[YOUR TASK]
Each record must be printed exactly as given.
[Start of Attachment]
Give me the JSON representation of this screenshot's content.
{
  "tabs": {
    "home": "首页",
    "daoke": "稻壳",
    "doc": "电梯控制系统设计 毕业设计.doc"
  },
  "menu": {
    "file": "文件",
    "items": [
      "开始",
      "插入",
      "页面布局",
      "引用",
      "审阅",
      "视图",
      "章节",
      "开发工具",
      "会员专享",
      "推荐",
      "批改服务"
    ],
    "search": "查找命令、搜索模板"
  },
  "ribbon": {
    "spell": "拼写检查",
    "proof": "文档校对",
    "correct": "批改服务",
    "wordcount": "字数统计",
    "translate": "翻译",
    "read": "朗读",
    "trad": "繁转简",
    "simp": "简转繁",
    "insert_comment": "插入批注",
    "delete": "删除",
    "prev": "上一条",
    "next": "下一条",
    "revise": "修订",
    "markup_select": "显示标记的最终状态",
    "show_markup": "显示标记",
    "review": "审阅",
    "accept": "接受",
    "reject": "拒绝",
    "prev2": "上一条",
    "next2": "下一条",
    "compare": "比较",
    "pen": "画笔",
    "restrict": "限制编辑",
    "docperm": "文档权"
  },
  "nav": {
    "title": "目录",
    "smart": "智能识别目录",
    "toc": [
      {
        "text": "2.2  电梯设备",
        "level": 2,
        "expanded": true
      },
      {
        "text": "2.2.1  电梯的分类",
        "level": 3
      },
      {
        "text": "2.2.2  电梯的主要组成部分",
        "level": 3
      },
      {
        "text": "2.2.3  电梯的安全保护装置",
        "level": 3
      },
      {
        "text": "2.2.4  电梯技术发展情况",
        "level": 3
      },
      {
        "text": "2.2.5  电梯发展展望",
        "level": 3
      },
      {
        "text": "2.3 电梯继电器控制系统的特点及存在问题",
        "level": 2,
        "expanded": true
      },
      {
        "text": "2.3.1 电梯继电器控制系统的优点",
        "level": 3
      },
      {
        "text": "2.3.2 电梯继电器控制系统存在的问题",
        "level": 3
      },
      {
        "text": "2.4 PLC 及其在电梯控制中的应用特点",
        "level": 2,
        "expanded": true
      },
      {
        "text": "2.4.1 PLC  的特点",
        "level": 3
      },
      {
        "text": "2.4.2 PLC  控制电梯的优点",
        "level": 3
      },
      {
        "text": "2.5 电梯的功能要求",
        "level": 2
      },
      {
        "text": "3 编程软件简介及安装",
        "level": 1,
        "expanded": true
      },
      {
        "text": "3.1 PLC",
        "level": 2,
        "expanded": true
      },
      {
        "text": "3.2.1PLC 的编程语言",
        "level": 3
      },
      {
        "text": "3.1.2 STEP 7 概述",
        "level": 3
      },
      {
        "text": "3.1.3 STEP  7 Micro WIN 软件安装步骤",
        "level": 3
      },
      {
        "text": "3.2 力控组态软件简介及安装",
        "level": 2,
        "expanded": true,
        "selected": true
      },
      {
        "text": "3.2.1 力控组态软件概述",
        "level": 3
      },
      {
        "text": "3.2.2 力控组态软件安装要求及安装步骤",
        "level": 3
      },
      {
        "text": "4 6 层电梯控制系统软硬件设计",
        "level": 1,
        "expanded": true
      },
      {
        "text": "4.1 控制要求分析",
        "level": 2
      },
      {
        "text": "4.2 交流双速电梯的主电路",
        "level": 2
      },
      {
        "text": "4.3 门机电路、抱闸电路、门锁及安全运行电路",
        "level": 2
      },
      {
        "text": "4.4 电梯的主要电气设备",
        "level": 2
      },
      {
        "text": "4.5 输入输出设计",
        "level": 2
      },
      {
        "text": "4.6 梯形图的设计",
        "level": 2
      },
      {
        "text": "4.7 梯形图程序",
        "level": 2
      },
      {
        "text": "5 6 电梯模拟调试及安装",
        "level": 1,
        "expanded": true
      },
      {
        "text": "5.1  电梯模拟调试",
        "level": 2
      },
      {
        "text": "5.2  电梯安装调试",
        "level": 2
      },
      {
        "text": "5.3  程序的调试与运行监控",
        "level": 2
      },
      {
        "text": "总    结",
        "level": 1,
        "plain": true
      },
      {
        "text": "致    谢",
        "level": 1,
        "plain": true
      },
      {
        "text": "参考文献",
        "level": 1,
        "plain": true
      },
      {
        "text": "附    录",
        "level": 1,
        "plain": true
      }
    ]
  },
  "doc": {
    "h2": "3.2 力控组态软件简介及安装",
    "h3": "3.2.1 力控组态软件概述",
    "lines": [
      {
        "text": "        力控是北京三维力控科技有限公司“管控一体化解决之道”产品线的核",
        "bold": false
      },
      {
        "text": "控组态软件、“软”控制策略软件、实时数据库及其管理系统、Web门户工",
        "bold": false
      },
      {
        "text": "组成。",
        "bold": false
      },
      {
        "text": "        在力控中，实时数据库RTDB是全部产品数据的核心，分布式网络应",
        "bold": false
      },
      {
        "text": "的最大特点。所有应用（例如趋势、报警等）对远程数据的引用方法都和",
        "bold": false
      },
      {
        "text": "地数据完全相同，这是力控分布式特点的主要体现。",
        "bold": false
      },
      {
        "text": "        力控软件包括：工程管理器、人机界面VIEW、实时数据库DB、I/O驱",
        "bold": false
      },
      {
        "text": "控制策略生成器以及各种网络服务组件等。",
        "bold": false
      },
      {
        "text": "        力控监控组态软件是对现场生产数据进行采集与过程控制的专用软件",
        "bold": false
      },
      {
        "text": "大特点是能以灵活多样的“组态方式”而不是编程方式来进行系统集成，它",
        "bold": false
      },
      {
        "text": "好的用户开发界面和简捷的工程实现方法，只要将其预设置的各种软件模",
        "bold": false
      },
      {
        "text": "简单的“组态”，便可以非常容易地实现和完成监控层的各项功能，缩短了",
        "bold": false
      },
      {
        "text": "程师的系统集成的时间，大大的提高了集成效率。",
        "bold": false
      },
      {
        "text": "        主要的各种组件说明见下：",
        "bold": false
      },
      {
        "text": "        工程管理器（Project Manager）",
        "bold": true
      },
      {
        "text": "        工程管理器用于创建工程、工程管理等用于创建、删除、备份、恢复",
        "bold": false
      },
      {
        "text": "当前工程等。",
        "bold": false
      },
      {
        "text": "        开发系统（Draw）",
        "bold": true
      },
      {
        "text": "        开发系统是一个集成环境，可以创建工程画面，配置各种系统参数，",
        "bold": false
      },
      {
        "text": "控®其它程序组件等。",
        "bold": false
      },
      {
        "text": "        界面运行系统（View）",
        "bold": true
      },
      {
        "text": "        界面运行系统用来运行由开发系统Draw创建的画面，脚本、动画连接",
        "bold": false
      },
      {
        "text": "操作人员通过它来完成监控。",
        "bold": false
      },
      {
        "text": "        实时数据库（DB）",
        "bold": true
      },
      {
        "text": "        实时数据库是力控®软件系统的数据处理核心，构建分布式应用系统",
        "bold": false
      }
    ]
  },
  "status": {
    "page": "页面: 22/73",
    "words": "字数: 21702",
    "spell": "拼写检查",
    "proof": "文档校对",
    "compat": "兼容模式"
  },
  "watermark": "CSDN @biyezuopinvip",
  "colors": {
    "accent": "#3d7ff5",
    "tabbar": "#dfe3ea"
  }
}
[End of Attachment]
[RESPONSE TO THE EXERCISE]
Give me the JSON representation of this screenshot's content.
{
  "tabs": {
    "home": "首页",
    "daoke": "稻壳",
    "doc": "电梯控制系统设计 毕业设计.doc"
  },
  "menu": {
    "file": "文件",
    "items": [
      "开始",
      "插入",
      "页面布局",
      "引用",
      "审阅",
      "视图",
      "章节",
      "开发工具",
      "会员专享",
      "推荐",
      "批改服务"
    ],
    "search": "查找命令、搜索模板"
  },
  "ribbon": {
    "spell": "拼写检查",
    "proof": "文档校对",
    "correct": "批改服务",
    "wordcount": "字数统计",
    "translate": "翻译",
    "read": "朗读",
    "trad": "繁转简",
    "simp": "简转繁",
    "insert_comment": "插入批注",
    "delete": "删除",
    "prev": "上一条",
    "next": "下一条",
    "revise": "修订",
    "markup_select": "显示标记的最终状态",
    "show_markup": "显示标记",
    "review": "审阅",
    "accept": "接受",
    "reject": "拒绝",
    "prev2": "上一条",
    "next2": "下一条",
    "compare": "比较",
    "pen": "画笔",
    "restrict": "限制编辑",
    "docperm": "文档权"
  },
  "nav": {
    "title": "目录",
    "smart": "智能识别目录",
    "toc": [
      {
        "text": "2.2  电梯设备",
        "level": 2,
        "expanded": true
      },
      {
        "text": "2.2.1  电梯的分类",
        "level": 3
      },
      {
        "text": "2.2.2  电梯的主要组成部分",
        "level": 3
      },
      {
        "text": "2.2.3  电梯的安全保护装置",
        "level": 3
      },
      {
        "text": "2.2.4  电梯技术发展情况",
        "level": 3
      },
      {
        "text": "2.2.5  电梯发展展望",
        "level": 3
      },
      {
        "text": "2.3 电梯继电器控制系统的特点及存在问题",
        "level": 2,
        "expanded": true
      },
      {
        "text": "2.3.1 电梯继电器控制系统的优点",
        "level": 3
      },
      {
        "text": "2.3.2 电梯继电器控制系统存在的问题",
        "level": 3
      },
      {
        "text": "2.4 PLC 及其在电梯控制中的应用特点",
        "level": 2,
        "expanded": true
      },
      {
        "text": "2.4.1 PLC  的特点",
        "level": 3
      },
      {
        "text": "2.4.2 PLC  控制电梯的优点",
        "level": 3
      },
      {
        "text": "2.5 电梯的功能要求",
        "level": 2
      },
      {
        "text": "3 编程软件简介及安装",
        "level": 1,
        "expanded": true
      },
      {
        "text": "3.1 PLC",
        "level": 2,
        "expanded": true
      },
      {
        "text": "3.2.1PLC 的编程语言",
        "level": 3
      },
      {
        "text": "3.1.2 STEP 7 概述",
        "level": 3
      },
      {
        "text": "3.1.3 STEP  7 Micro WIN 软件安装步骤",
        "level": 3
      },
      {
        "text": "3.2 力控组态软件简介及安装",
        "level": 2,
        "expanded": true,
        "selected": true
      },
      {
        "text": "3.2.1 力控组态软件概述",
        "level": 3
      },
      {
        "text": "3.2.2 力控组态软件安装要求及安装步骤",
        "level": 3
      },
      {
        "text": "4 6 层电梯控制系统软硬件设计",
        "level": 1,
        "expanded": true
      },
      {
        "text": "4.1 控制要求分析",
        "level": 2
      },
      {
        "text": "4.2 交流双速电梯的主电路",
        "level": 2
      },
      {
        "text": "4.3 门机电路、抱闸电路、门锁及安全运行电路",
        "level": 2
      },
      {
        "text": "4.4 电梯的主要电气设备",
        "level": 2
      },
      {
        "text": "4.5 输入输出设计",
        "level": 2
      },
      {
        "text": "4.6 梯形图的设计",
        "level": 2
      },
      {
        "text": "4.7 梯形图程序",
        "level": 2
      },
      {
        "text": "5 6 电梯模拟调试及安装",
        "level": 1,
        "expanded": true
      },
      {
        "text": "5.1  电梯模拟调试",
        "level": 2
      },
      {
        "text": "5.2  电梯安装调试",
        "level": 2
      },
      {
        "text": "5.3  程序的调试与运行监控",
        "level": 2
      },
      {
        "text": "总    结",
        "level": 1,
        "plain": true
      },
      {
        "text": "致    谢",
        "level": 1,
        "plain": true
      },
      {
        "text": "参考文献",
        "level": 1,
        "plain": true
      },
      {
        "text": "附    录",
        "level": 1,
        "plain": true
      }
    ]
  },
  "doc": {
    "h2": "3.2 力控组态软件简介及安装",
    "h3": "3.2.1 力控组态软件概述",
    "lines": [
      {
        "text": "        力控是北京三维力控科技有限公司“管控一体化解决之道”产品线的核",
        "bold": false
      },
      {
        "text": "控组态软件、“软”控制策略软件、实时数据库及其管理系统、Web门户工",
        "bold": false
      },
      {
        "text": "组成。",
        "bold": false
      },
      {
        "text": "        在力控中，实时数据库RTDB是全部产品数据的核心，分布式网络应",
        "bold": false
      },
      {
        "text": "的最大特点。所有应用（例如趋势、报警等）对远程数据的引用方法都和",
        "bold": false
      },
      {
        "text": "地数据完全相同，这是力控分布式特点的主要体现。",
        "bold": false
      },
      {
        "text": "        力控软件包括：工程管理器、人机界面VIEW、实时数据库DB、I/O驱",
        "bold": false
      },
      {
        "text": "控制策略生成器以及各种网络服务组件等。",
        "bold": false
      },
      {
        "text": "        力控监控组态软件是对现场生产数据进行采集与过程控制的专用软件",
        "bold": false
      },
      {
        "text": "大特点是能以灵活多样的“组态方式”而不是编程方式来进行系统集成，它",
        "bold": false
      },
      {
        "text": "好的用户开发界面和简捷的工程实现方法，只要将其预设置的各种软件模",
        "bold": false
      },
      {
        "text": "简单的“组态”，便可以非常容易地实现和完成监控层的各项功能，缩短了",
        "bold": false
      },
      {
        "text": "程师的系统集成的时间，大大的提高了集成效率。",
        "bold": false
      },
      {
        "text": "        主要的各种组件说明见下：",
        "bold": false
      },
      {
        "text": "        工程管理器（Project Manager）",
        "bold": true
      },
      {
        "text": "        工程管理器用于创建工程、工程管理等用于创建、删除、备份、恢复",
        "bold": false
      },
      {
        "text": "当前工程等。",
        "bold": false
      },
      {
        "text": "        开发系统（Draw）",
        "bold": true
      },
      {
        "text": "        开发系统是一个集成环境，可以创建工程画面，配置各种系统参数，",
        "bold": false
      },
      {
        "text": "控®其它程序组件等。",
        "bold": false
      },
      {
        "text": "        界面运行系统（View）",
        "bold": true
      },
      {
        "text": "        界面运行系统用来运行由开发系统Draw创建的画面，脚本、动画连接",
        "bold": false
      },
      {
        "text": "操作人员通过它来完成监控。",
        "bold": false
      },
      {
        "text": "        实时数据库（DB）",
        "bold": true
      },
      {
        "text": "        实时数据库是力控®软件系统的数据处理核心，构建分布式应用系统",
        "bold": false
      }
    ]
  },
  "status": {
    "page": "页面: 22/73",
    "words": "字数: 21702",
    "spell": "拼写检查",
    "proof": "文档校对",
    "compat": "兼容模式"
  },
  "watermark": "CSDN @biyezuopinvip",
  "colors": {
    "accent": "#3d7ff5",
    "tabbar": "#dfe3ea"
  }
}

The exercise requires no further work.